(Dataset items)
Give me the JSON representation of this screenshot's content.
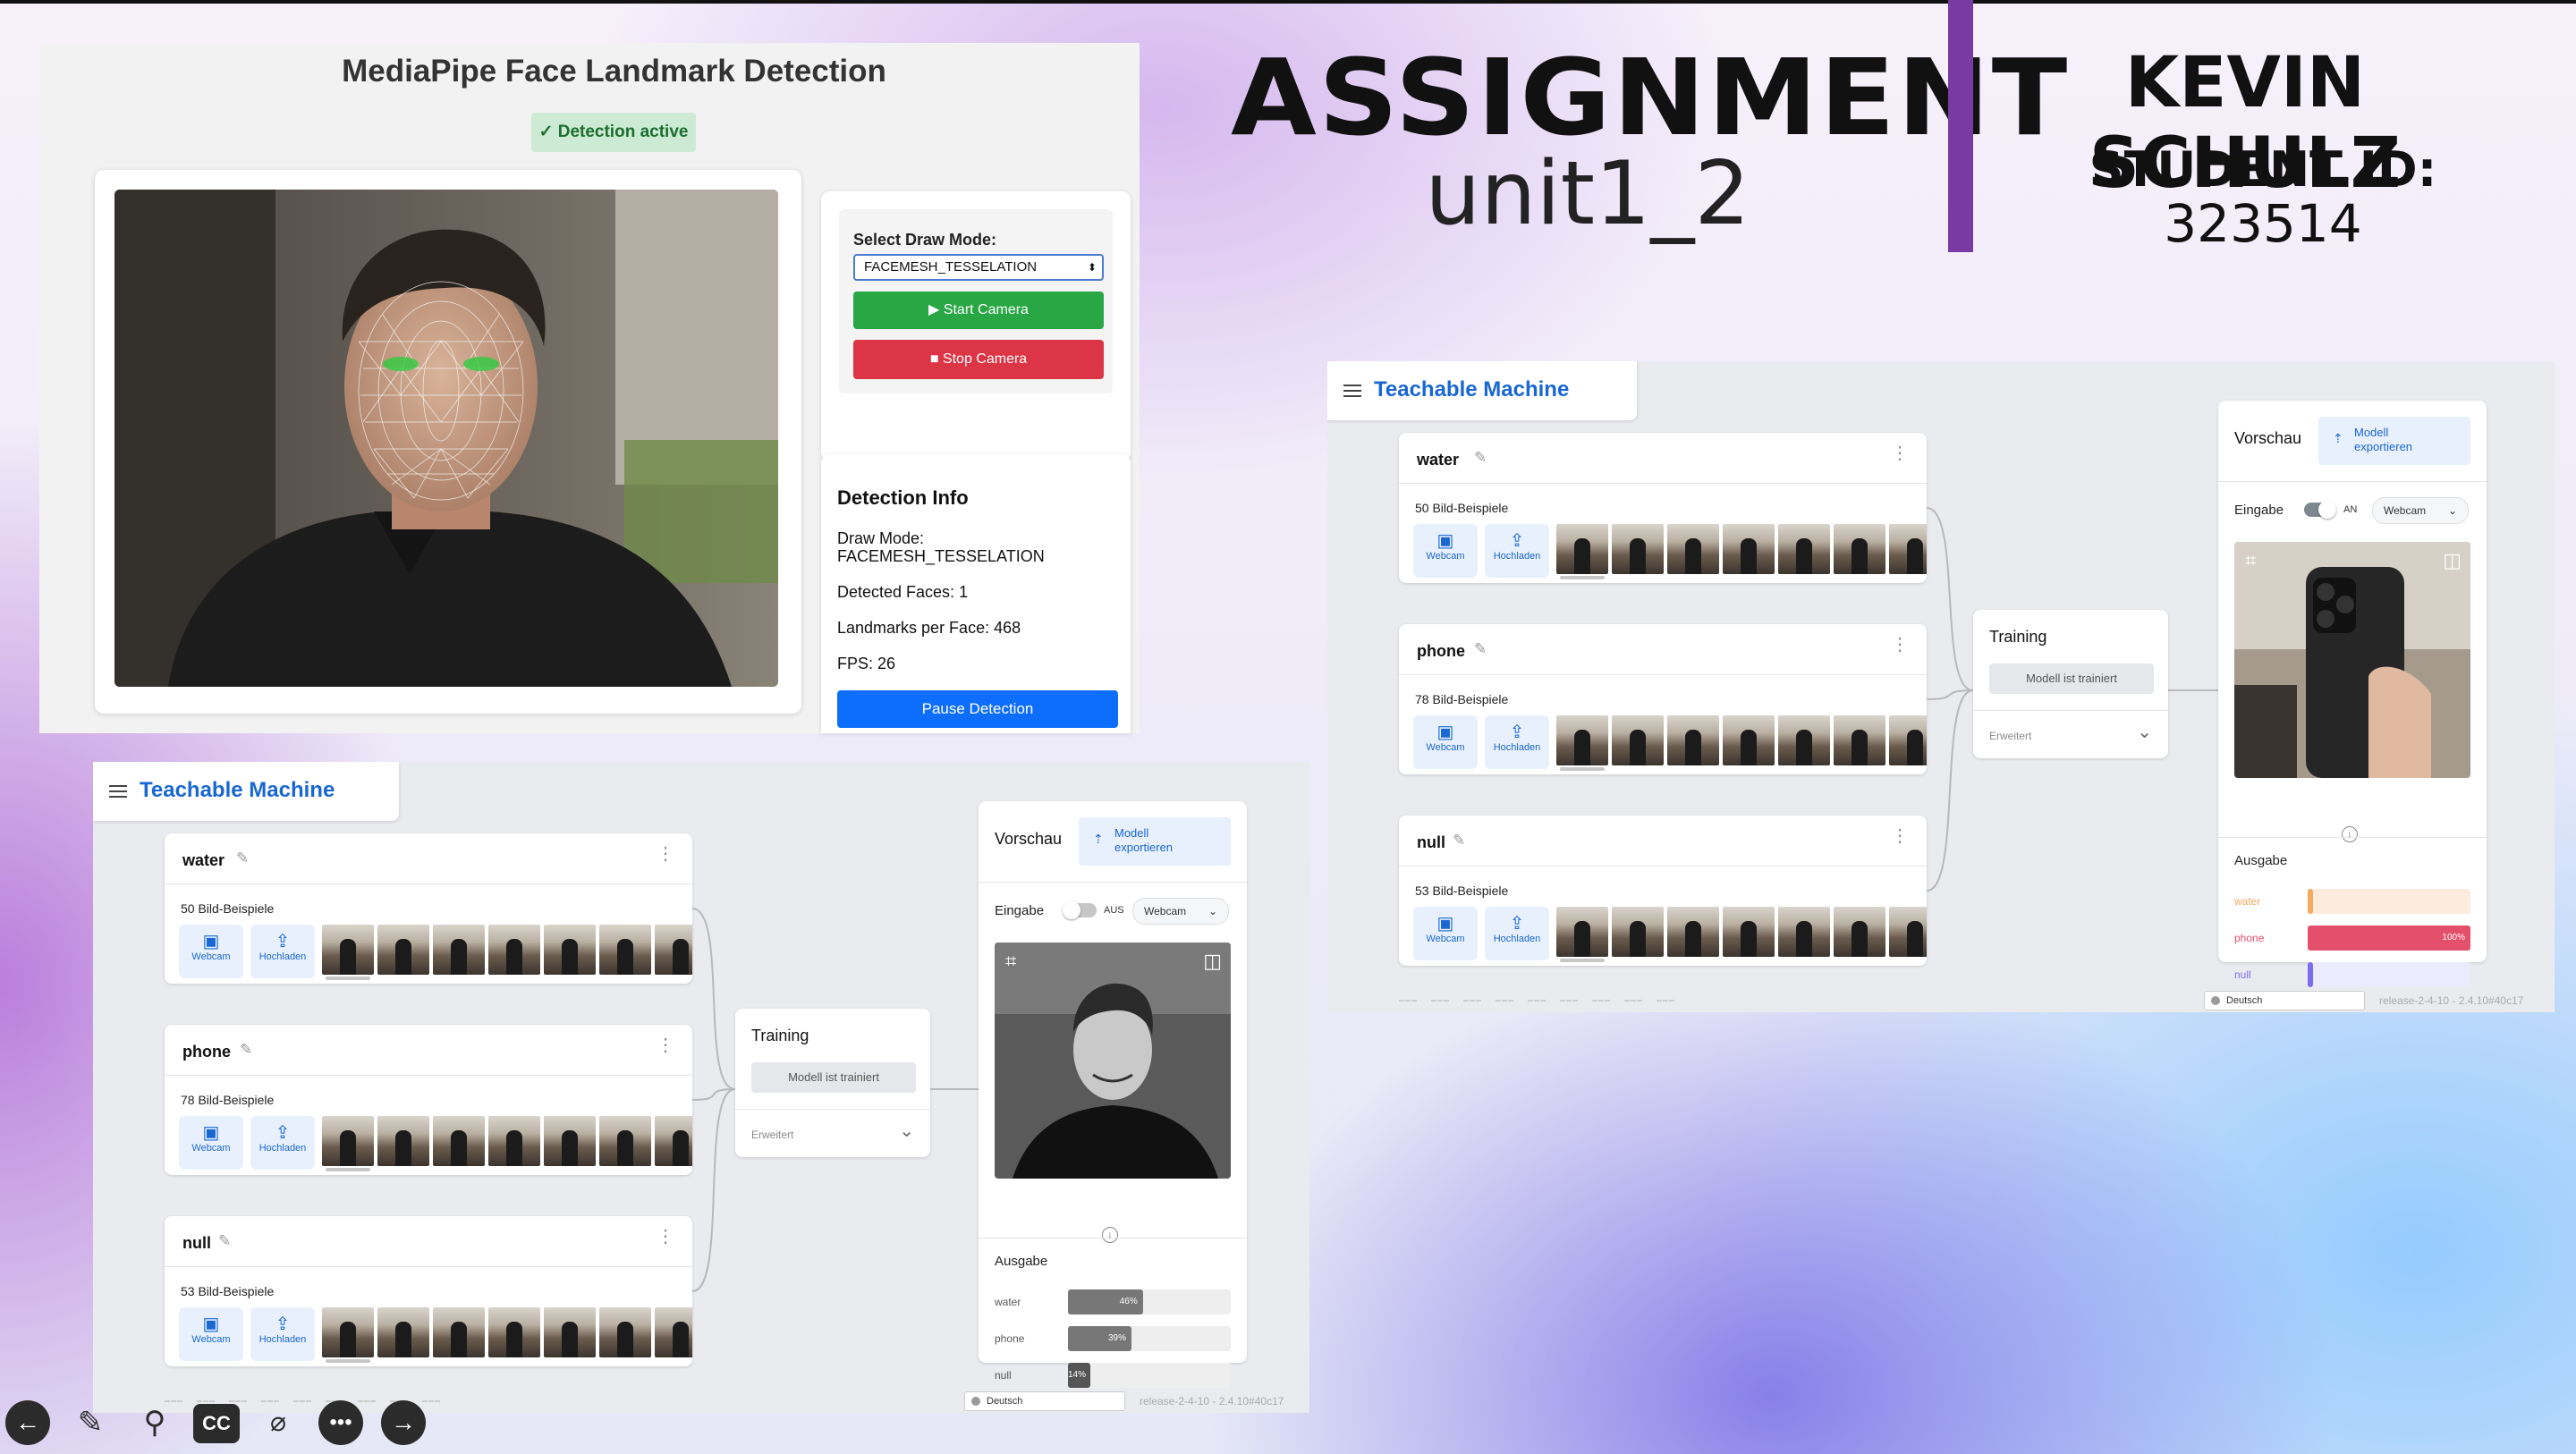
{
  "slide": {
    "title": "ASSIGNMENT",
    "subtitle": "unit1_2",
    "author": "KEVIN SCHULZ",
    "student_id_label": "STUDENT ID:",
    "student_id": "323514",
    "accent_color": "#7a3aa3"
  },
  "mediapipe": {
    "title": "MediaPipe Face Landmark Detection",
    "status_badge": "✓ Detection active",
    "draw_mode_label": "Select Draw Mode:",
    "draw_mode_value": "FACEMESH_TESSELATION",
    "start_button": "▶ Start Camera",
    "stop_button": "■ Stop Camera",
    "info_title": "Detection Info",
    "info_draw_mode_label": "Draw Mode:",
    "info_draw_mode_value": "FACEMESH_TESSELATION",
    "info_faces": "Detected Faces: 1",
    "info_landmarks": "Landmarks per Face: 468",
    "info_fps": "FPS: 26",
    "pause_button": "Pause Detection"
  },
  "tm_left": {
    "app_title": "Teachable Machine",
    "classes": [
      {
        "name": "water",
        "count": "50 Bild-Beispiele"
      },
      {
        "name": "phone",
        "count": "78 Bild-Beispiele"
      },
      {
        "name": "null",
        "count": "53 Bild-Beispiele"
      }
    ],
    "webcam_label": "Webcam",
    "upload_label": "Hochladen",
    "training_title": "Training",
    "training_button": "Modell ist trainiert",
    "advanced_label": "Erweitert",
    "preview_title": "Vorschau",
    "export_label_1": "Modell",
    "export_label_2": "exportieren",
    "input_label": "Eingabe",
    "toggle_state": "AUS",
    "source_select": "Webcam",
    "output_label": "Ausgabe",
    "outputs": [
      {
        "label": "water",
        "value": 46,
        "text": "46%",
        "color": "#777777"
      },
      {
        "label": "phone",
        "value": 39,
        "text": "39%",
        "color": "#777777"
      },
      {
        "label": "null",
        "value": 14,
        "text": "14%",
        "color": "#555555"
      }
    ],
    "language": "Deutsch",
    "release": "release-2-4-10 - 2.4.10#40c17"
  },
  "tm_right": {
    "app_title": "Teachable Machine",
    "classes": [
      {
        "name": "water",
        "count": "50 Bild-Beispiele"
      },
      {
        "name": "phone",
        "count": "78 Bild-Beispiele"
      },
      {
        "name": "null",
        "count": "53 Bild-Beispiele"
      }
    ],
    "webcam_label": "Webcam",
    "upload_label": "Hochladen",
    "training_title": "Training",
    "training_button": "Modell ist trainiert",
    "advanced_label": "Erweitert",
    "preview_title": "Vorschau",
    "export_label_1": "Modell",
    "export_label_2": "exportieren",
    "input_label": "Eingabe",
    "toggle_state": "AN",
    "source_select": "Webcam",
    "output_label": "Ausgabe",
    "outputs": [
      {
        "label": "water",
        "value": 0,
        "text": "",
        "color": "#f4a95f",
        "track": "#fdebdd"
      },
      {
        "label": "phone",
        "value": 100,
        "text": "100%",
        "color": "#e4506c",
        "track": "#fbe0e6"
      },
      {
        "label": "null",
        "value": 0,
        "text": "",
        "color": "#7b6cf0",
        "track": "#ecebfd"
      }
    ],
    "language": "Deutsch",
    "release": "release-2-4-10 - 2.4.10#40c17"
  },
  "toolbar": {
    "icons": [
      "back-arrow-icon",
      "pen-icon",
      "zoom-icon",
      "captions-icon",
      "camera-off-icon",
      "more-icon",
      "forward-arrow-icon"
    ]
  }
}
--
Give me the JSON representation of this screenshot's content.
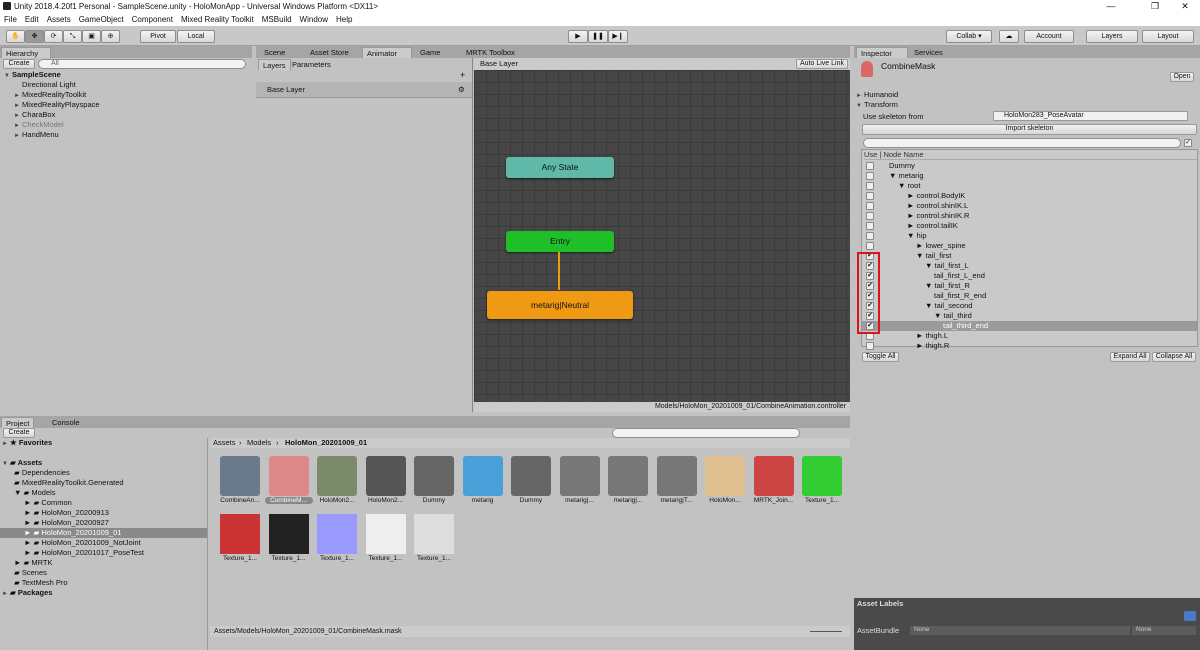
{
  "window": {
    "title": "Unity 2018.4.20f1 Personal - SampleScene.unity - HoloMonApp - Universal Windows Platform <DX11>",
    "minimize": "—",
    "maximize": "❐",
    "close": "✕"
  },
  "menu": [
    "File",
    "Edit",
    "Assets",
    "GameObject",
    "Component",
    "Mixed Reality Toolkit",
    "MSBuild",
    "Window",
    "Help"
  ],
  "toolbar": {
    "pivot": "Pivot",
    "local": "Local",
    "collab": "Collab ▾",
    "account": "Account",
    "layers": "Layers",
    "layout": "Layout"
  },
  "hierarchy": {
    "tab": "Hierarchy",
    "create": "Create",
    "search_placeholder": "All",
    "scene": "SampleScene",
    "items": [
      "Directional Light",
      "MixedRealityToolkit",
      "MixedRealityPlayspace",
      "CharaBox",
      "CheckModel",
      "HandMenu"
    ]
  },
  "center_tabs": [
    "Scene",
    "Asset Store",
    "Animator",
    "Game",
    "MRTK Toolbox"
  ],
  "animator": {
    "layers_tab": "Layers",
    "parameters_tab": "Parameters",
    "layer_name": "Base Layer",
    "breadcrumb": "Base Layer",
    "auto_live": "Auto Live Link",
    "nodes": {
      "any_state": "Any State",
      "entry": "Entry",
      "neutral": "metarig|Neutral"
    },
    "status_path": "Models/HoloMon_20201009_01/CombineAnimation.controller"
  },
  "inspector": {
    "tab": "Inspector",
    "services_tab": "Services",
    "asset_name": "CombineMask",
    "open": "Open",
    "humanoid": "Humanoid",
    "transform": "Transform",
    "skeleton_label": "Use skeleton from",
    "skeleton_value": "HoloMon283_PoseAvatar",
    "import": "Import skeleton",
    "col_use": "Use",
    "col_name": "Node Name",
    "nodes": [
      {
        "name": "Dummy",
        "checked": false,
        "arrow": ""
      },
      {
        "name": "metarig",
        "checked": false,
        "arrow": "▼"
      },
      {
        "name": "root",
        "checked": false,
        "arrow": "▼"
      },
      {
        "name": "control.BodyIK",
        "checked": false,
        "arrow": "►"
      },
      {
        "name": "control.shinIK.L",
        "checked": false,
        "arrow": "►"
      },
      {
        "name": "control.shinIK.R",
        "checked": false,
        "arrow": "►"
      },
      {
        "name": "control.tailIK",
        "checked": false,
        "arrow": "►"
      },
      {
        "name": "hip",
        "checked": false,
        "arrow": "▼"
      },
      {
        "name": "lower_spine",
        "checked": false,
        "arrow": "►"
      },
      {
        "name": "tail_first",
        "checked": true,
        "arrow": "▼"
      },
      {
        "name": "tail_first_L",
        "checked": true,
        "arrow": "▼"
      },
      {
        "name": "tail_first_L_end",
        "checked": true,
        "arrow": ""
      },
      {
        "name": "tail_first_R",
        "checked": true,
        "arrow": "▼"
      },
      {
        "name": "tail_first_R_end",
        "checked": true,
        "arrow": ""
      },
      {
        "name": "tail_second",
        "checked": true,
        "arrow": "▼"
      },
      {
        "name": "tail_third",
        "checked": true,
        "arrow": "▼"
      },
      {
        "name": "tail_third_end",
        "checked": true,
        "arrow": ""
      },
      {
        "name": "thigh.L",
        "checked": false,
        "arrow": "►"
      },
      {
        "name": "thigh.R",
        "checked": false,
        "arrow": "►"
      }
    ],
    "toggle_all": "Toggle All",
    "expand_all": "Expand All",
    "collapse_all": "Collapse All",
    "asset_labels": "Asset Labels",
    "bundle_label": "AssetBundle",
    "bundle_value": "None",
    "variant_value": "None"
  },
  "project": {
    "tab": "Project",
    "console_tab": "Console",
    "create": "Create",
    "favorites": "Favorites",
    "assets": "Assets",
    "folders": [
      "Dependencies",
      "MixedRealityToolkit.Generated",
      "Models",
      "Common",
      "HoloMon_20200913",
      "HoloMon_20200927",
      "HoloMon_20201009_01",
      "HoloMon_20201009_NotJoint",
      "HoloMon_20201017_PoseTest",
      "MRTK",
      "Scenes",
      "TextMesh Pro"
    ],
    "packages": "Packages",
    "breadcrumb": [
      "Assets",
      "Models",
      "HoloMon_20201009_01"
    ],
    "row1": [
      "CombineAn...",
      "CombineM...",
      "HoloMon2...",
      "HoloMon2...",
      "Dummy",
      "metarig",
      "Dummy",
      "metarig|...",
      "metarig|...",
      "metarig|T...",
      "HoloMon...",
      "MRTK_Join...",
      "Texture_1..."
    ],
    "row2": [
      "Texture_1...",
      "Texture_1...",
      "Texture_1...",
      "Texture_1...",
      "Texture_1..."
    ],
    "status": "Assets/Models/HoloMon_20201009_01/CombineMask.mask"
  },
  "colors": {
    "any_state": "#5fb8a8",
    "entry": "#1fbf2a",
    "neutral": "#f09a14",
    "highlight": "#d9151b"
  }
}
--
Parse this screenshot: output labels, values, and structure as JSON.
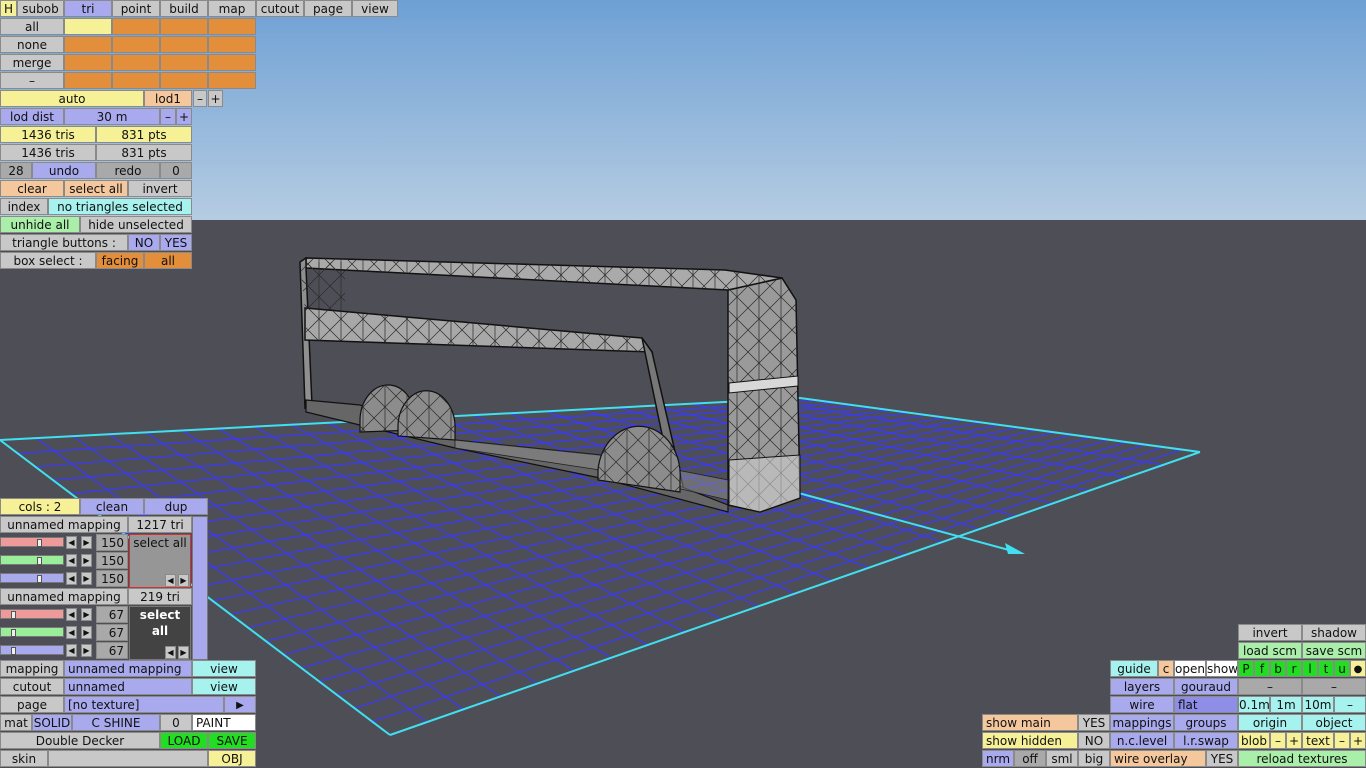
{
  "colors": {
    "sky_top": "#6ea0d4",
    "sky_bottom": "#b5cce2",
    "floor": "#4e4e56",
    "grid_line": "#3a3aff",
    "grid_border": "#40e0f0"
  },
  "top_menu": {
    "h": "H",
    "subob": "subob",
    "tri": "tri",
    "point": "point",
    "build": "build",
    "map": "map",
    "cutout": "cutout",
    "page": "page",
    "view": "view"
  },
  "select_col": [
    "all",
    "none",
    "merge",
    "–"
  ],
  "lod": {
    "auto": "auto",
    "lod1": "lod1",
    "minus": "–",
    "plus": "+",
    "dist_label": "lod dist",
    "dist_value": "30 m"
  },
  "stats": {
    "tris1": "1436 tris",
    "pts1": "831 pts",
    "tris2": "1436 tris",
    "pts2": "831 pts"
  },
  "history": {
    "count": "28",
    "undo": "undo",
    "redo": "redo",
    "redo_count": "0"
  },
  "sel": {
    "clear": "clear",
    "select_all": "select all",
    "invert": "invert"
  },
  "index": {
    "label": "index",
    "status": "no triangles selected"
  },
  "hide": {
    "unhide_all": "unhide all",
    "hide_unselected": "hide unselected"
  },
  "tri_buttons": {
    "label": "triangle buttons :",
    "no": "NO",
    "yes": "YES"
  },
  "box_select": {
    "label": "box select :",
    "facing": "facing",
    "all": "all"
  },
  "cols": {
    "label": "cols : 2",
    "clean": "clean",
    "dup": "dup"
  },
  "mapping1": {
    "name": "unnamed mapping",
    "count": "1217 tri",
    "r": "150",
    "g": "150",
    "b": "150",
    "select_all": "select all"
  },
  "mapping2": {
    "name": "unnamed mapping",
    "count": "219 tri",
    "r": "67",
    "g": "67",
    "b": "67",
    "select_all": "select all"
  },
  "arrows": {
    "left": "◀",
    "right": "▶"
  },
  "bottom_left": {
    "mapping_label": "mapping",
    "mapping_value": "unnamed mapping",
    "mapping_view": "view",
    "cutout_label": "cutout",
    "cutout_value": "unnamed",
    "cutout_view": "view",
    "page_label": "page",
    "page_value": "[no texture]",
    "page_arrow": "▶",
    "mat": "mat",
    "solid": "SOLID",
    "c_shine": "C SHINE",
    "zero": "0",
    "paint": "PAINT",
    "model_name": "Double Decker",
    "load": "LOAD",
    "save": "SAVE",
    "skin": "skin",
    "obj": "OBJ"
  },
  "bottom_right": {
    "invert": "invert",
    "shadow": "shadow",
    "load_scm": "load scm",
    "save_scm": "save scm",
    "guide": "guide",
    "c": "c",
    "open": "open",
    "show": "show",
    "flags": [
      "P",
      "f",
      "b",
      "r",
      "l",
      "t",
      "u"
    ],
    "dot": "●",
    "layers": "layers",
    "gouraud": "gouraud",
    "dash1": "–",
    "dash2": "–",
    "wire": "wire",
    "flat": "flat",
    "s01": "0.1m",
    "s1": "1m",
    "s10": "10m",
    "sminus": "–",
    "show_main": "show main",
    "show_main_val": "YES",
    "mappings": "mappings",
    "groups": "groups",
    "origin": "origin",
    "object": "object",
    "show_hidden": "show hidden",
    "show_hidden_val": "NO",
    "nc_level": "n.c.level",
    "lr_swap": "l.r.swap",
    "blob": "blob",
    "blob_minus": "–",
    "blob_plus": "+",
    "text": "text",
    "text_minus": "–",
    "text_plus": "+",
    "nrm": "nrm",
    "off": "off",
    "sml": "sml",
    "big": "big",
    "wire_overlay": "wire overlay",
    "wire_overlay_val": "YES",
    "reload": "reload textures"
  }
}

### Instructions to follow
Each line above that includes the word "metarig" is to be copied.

### Answer box
      "neutral": "metarig|Neutral"
        "name": "metarig",
      "metarig",
      "metarig|...",
      "metarig|...",
      "metarig|T...",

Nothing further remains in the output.